As myspace.com grew its user base exponentially, by 2005 Myspace had more than doubled Friendster’s membership ranks. In July 2005 alone Myspace had over three billion page views which was substantial compared to other social networking sites at the time.
Myspace began incorporating video features in early 2006 when Internet connections were not very fast with users often experiencing buffering issues from slow server response times – apart from this several other add-ins further enhanced the users’ profiles- most notably music videos for bands and artists who could now make themselves visible beyond traditional media platforms such as television or radio.
By late 2007 “MySpace Pages” became hugely popular among big players in both the entertainment industry and celebrities turning it into an instant sensation. As one screenshot online boasted: “over half of MySpaces profiles are music related”.
Despite reaching its peak around then however competition gradually crept up on myspace.com; Facebook slowly but surely battered away revenue streams little by little until rather disappointingly News Corp sold Myspace at a fraction of what they purchased it for eight years down the line without even getting close to reclaiming any profits lost over those years

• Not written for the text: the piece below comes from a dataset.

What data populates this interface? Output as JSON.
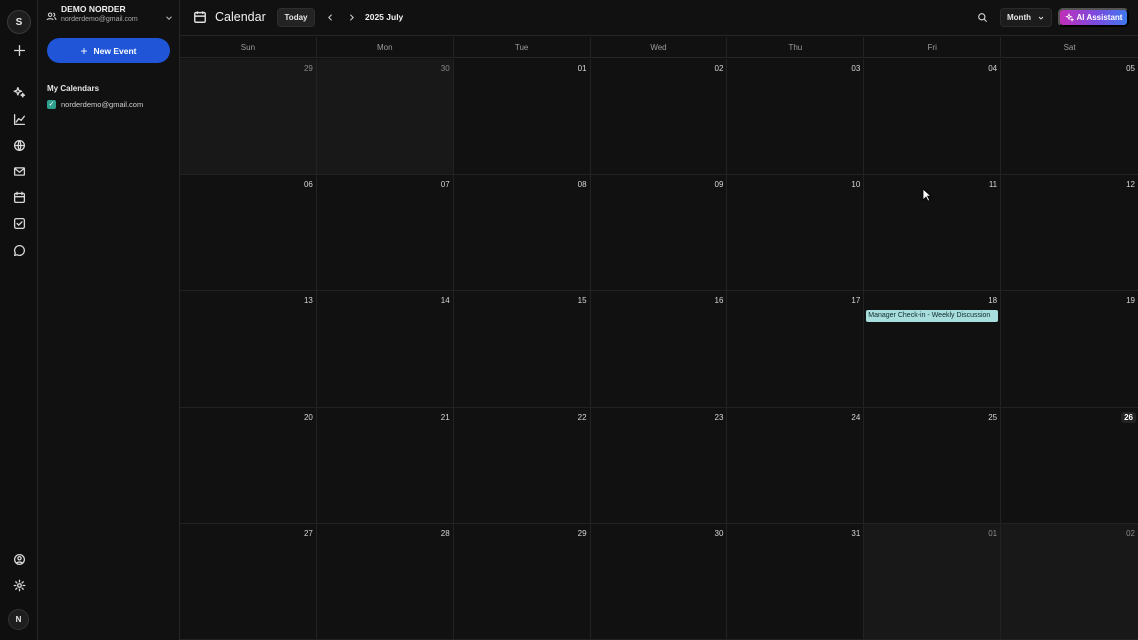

Although MySpace is no longer as popular today as it was about two decades ago, its impact on social media cannot be underestimated. It pioneered some major technological advances that revolutionized how we relate both personally and professionally online by providing millions worldwide with convenient ways to communicate without geographical limitations…. Although there’s been plenty of talk about nostalgia amongst die-hard followers reminiscing about happier days spent customizing personalized profile pages or staying up too late on chat rooms — it’s better to think beyond just that…Myspace.com’s success proved that social media is possible. Creative engineers can come together and change the way we communicate transforming an idea into a real-life application.

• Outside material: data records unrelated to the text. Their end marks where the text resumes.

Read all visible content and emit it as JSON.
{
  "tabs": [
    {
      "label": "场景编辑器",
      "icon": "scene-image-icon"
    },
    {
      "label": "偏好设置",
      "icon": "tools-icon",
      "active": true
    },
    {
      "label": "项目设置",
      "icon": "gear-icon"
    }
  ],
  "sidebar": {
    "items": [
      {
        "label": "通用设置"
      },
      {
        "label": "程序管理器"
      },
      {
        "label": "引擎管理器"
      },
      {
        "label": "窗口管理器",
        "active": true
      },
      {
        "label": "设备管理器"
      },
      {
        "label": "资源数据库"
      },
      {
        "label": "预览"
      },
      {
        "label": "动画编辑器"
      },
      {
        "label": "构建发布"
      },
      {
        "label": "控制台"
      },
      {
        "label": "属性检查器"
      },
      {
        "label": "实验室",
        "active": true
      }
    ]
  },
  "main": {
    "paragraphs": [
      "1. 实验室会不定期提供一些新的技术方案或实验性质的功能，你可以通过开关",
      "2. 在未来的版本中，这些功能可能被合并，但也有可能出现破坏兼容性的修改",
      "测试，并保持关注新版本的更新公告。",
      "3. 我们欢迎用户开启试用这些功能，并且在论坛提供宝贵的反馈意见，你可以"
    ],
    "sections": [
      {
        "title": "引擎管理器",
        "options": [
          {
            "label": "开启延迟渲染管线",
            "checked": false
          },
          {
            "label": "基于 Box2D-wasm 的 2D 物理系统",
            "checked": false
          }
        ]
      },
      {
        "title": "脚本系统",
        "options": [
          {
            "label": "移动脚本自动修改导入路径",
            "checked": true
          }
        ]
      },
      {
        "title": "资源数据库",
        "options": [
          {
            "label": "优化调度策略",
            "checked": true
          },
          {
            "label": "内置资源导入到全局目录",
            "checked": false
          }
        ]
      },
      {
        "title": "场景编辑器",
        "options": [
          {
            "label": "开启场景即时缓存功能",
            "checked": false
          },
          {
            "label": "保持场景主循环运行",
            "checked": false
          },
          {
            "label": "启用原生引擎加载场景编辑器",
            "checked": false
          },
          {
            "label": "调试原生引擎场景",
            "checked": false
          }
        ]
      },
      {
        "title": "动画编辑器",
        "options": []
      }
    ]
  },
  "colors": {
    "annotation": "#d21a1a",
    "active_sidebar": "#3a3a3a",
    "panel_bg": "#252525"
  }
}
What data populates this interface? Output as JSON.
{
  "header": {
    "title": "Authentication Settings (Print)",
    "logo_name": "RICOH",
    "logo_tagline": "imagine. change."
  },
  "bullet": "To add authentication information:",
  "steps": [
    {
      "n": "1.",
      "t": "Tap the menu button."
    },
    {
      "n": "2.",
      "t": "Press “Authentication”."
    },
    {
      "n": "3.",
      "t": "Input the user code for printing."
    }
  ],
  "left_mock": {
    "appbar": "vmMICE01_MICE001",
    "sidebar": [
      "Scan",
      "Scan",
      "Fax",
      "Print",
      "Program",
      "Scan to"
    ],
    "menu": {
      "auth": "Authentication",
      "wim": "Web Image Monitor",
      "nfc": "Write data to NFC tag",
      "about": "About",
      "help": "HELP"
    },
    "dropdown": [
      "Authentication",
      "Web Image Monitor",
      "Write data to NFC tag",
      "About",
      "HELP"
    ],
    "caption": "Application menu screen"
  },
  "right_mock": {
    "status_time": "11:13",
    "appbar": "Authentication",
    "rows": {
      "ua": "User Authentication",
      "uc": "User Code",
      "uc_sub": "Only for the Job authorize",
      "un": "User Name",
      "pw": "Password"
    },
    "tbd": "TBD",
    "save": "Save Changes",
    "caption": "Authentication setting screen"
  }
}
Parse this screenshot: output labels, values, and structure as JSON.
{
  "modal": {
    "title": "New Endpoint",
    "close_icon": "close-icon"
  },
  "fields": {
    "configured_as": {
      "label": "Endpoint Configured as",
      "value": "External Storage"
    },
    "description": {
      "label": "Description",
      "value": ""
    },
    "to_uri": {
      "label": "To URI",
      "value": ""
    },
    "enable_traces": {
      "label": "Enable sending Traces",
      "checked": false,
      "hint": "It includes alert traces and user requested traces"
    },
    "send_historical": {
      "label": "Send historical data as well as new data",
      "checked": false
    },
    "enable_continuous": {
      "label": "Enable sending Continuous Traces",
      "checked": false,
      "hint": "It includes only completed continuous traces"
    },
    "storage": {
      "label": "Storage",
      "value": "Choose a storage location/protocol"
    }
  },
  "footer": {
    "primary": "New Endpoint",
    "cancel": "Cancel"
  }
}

As well as this MySpace is still worth checking out as its endearing purpose of allowing people stay connected in creative, personal ways remains timeless – despite newer wrinkles that bring other benefits today.
In conclusion, MySpace was invented in 2003 by Tom Anderson, Chris DeWolfe, and Jon Hart. It quickly gained popularity among young adults with over five million users within a year of its launch. Its innovative features such as customizable profiles, the ability to join groups based on interests, and playing music directly from one’s profile page made it stand out among other social networking sites.
MySpace was at its peak in 2007 when big players in the entertainment industry and celebrities joined the platform. However, competition from Facebook gradually eroded MySpace’s user base and revenue streams leading to News Corp selling it at a fraction of what they purchased it for eight years later.
Despite this decline, MySpace’s impact on social media cannot be overlooked. It pioneered technological advances that revolutionized how we communicate online and provided millions worldwide with convenient ways to connect with others without geographical limitations.
Today, MySpace may not hold the same level of popularity as it did two decades ago but its endearing purpose of allowing people stay connected in creative personal ways remains timeless. As newer wrinkles bring other benefits today – checking out this incredible platform is still worth considering!